Your instructions: Filter the listing below down to the lines holding the word "RELAXED", and copy those lines.

Dataset extract:

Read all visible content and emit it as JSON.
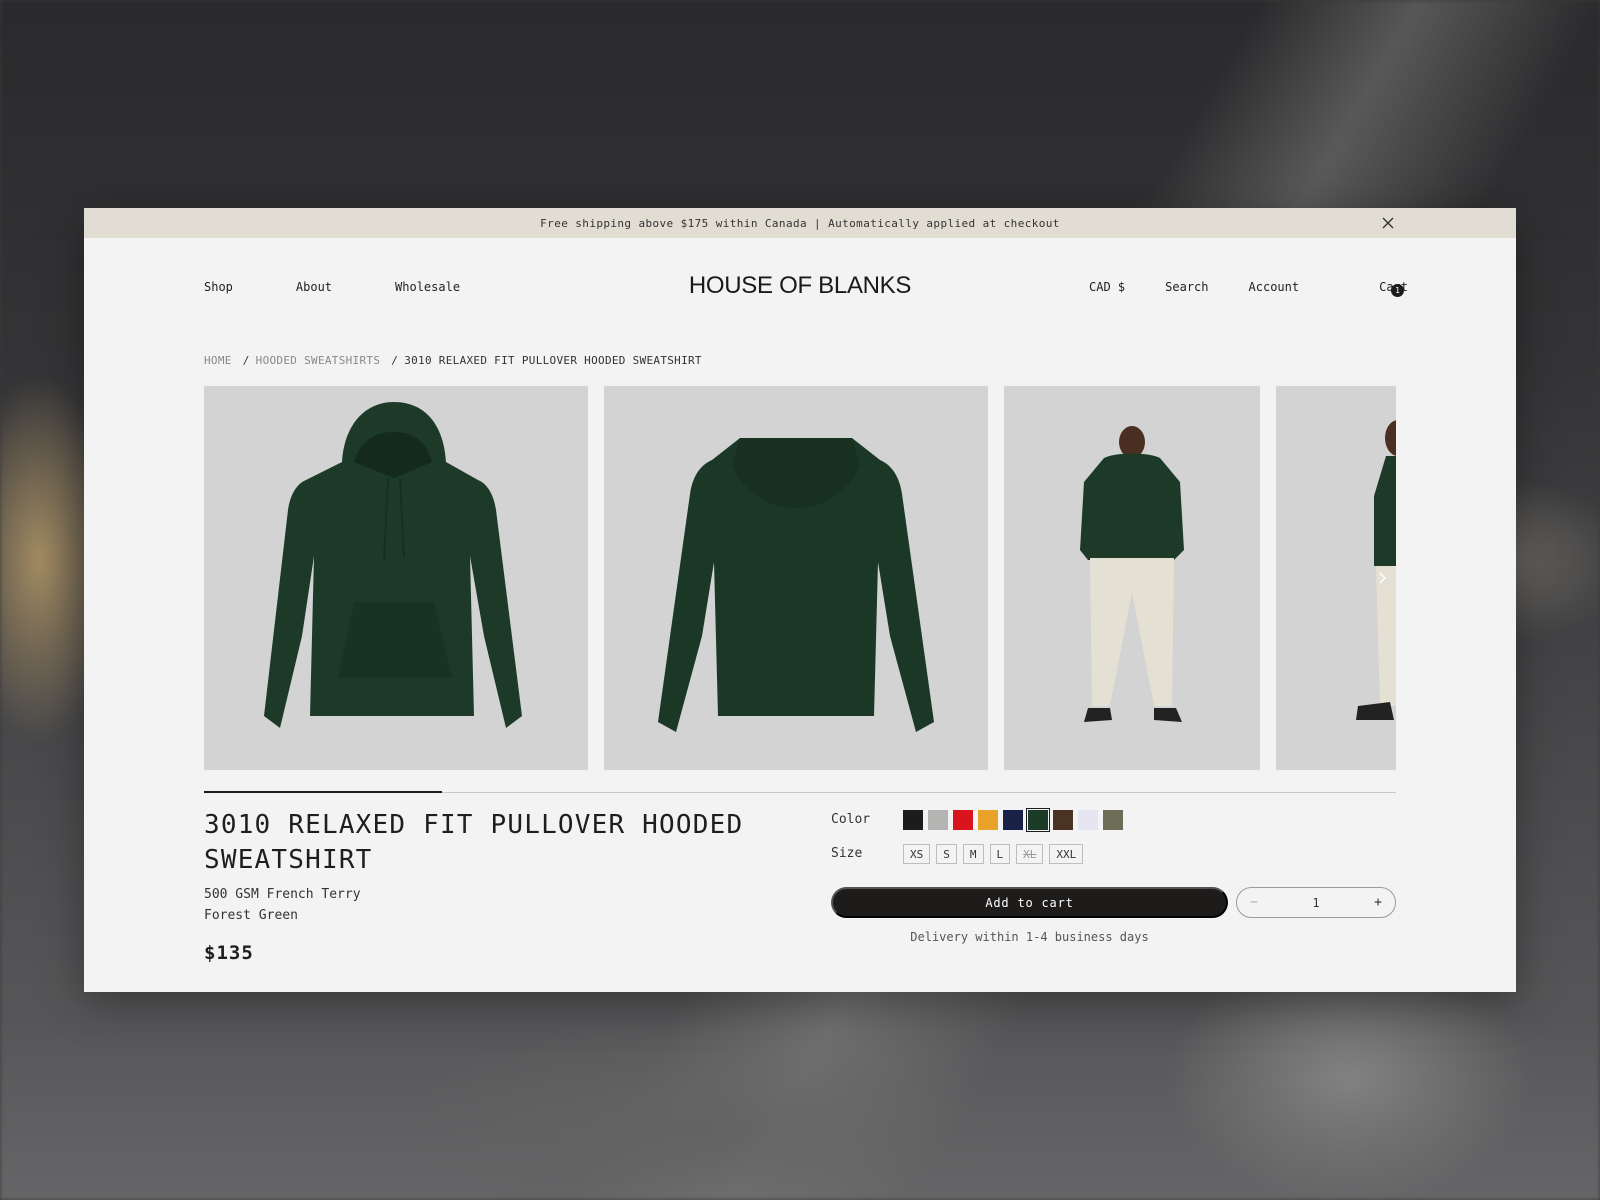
{
  "announcement": {
    "text": "Free shipping above $175 within Canada | Automatically applied at checkout"
  },
  "nav": {
    "left": [
      "Shop",
      "About",
      "Wholesale"
    ],
    "logo": "HOUSE OF BLANKS",
    "currency": "CAD $",
    "search": "Search",
    "account": "Account",
    "cart": "Cart",
    "cart_count": "1"
  },
  "breadcrumb": {
    "home": "HOME",
    "category": "HOODED SWEATSHIRTS",
    "current": "3010 RELAXED FIT PULLOVER HOODED SWEATSHIRT",
    "separator": "/"
  },
  "gallery": {
    "images": [
      "hoodie-front",
      "hoodie-back",
      "model-front",
      "model-side"
    ],
    "progress_fraction": 0.2
  },
  "product": {
    "title": "3010 RELAXED FIT PULLOVER HOODED SWEATSHIRT",
    "fabric": "500 GSM French Terry",
    "color_name": "Forest Green",
    "price": "$135"
  },
  "options": {
    "color_label": "Color",
    "size_label": "Size",
    "colors": [
      "#1c1c1c",
      "#b4b4b2",
      "#d9141e",
      "#e9a32a",
      "#1a2147",
      "#1b3a27",
      "#4a3322",
      "#e6e6f2",
      "#6e6e58"
    ],
    "selected_color_index": 5,
    "sizes": [
      {
        "label": "XS",
        "available": true
      },
      {
        "label": "S",
        "available": true
      },
      {
        "label": "M",
        "available": true
      },
      {
        "label": "L",
        "available": true
      },
      {
        "label": "XL",
        "available": false
      },
      {
        "label": "XXL",
        "available": true
      }
    ]
  },
  "purchase": {
    "add_to_cart": "Add to cart",
    "quantity": "1",
    "minus": "−",
    "plus": "+",
    "delivery": "Delivery within 1-4 business days"
  },
  "colors": {
    "announcement_bg": "#e2ddd3",
    "page_bg": "#f3f3f3",
    "button_bg": "#1e1b1b",
    "hoodie_green": "#1d3a29"
  }
}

Result of the exercise:
    "current": "3010 RELAXED FIT PULLOVER HOODED SWEATSHIRT",
    "title": "3010 RELAXED FIT PULLOVER HOODED SWEATSHIRT",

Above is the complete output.